TASK REQUIREMENTS: Every entry in the data below needs to be repeated exactly.

DATA PROVIDED:
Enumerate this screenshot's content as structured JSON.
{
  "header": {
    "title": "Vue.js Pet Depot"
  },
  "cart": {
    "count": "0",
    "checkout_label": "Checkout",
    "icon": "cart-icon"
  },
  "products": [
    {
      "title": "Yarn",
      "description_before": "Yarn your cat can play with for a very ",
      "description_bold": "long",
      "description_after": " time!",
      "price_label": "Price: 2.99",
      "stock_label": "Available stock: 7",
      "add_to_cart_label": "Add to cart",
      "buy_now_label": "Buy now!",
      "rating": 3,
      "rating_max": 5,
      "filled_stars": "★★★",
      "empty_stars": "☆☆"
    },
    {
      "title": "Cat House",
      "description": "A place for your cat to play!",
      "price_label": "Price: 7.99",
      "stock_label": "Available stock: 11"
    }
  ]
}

ANSWER TO THE EXERCISE:
Enumerate this screenshot's content as structured JSON.
{
  "header": {
    "title": "Vue.js Pet Depot"
  },
  "cart": {
    "count": "0",
    "checkout_label": "Checkout",
    "icon": "cart-icon"
  },
  "products": [
    {
      "title": "Yarn",
      "description_before": "Yarn your cat can play with for a very ",
      "description_bold": "long",
      "description_after": " time!",
      "price_label": "Price: 2.99",
      "stock_label": "Available stock: 7",
      "add_to_cart_label": "Add to cart",
      "buy_now_label": "Buy now!",
      "rating": 3,
      "rating_max": 5,
      "filled_stars": "★★★",
      "empty_stars": "☆☆"
    },
    {
      "title": "Cat House",
      "description": "A place for your cat to play!",
      "price_label": "Price: 7.99",
      "stock_label": "Available stock: 11"
    }
  ]
}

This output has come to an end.